Interface dataset entries:
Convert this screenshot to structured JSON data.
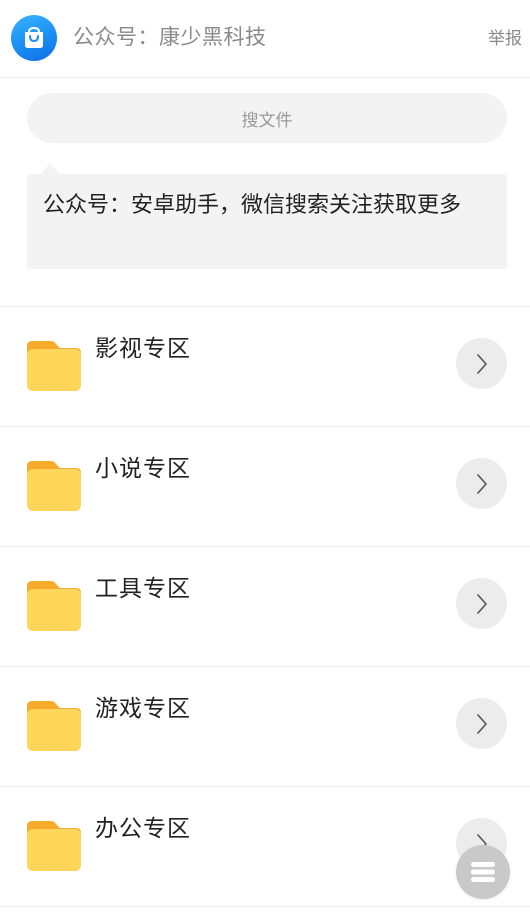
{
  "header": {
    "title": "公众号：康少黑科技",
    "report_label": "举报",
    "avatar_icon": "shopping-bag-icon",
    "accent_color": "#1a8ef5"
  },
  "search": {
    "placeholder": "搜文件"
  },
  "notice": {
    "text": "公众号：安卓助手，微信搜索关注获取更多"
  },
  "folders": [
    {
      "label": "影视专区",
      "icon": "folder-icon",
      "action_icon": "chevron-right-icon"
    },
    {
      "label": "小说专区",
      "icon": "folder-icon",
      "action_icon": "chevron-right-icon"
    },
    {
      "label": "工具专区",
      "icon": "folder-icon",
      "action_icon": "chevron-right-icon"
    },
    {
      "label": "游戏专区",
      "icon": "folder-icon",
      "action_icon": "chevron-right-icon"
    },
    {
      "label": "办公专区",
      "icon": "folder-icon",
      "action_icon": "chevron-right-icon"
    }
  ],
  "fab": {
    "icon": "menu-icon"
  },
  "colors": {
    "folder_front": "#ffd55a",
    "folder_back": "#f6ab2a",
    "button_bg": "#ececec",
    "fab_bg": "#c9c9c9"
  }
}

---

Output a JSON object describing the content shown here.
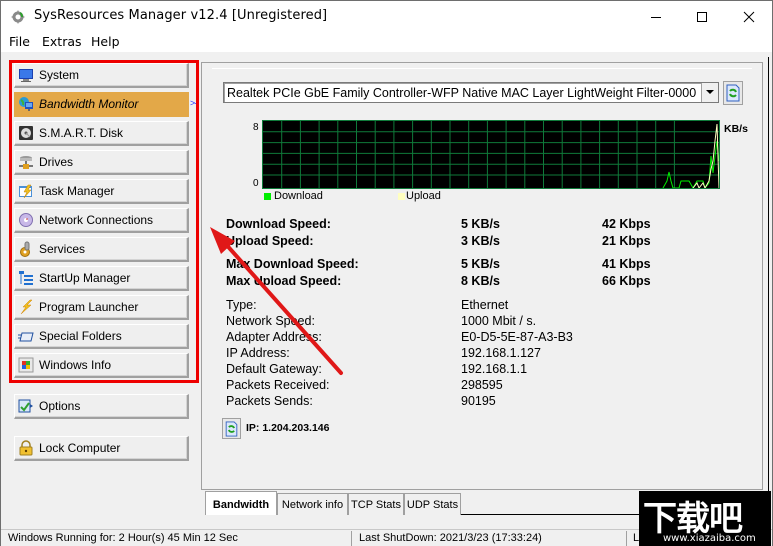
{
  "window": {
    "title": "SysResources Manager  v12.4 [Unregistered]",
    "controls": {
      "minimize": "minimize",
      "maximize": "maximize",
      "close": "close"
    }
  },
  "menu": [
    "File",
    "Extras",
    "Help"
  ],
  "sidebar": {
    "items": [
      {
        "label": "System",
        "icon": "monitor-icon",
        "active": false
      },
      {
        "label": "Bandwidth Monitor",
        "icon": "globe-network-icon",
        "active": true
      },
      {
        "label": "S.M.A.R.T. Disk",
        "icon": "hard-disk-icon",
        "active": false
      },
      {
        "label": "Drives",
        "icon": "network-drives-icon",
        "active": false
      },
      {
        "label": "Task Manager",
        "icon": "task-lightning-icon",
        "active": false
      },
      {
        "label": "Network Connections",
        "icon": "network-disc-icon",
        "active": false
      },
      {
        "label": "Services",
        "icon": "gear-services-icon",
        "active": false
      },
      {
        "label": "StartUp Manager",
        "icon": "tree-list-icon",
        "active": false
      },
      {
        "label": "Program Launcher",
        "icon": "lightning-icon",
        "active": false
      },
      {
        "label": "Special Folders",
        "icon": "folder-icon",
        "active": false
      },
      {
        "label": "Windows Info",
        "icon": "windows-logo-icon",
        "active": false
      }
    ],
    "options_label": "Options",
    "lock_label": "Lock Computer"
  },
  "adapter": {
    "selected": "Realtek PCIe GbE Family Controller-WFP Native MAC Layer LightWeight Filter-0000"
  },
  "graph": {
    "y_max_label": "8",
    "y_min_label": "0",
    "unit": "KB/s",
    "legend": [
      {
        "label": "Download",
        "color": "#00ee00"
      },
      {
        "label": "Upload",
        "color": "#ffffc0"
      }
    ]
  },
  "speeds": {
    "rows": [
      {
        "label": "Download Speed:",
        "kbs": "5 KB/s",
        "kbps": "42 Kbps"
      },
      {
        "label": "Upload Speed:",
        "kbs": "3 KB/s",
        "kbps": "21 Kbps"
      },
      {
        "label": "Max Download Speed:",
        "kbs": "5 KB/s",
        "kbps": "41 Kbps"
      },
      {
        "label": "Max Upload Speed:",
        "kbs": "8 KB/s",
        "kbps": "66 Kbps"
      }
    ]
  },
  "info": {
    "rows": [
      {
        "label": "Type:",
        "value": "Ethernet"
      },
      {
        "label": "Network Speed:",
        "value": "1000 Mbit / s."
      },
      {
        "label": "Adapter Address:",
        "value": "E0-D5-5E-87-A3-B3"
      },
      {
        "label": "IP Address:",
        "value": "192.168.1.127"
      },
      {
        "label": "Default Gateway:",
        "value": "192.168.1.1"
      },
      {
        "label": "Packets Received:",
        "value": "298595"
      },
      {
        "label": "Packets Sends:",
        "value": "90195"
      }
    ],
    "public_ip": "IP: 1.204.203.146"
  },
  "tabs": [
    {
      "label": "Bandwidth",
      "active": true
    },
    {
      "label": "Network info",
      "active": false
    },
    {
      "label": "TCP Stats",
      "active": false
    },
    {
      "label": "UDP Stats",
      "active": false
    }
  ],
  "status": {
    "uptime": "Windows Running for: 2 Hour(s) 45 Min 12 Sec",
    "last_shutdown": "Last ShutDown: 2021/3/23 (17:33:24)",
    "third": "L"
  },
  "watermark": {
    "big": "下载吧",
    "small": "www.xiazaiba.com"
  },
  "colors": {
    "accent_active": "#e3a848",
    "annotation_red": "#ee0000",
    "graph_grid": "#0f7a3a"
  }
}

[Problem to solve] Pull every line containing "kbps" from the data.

[Exercise response]
        "kbps": "42 Kbps"
        "kbps": "21 Kbps"
        "kbps": "41 Kbps"
        "kbps": "66 Kbps"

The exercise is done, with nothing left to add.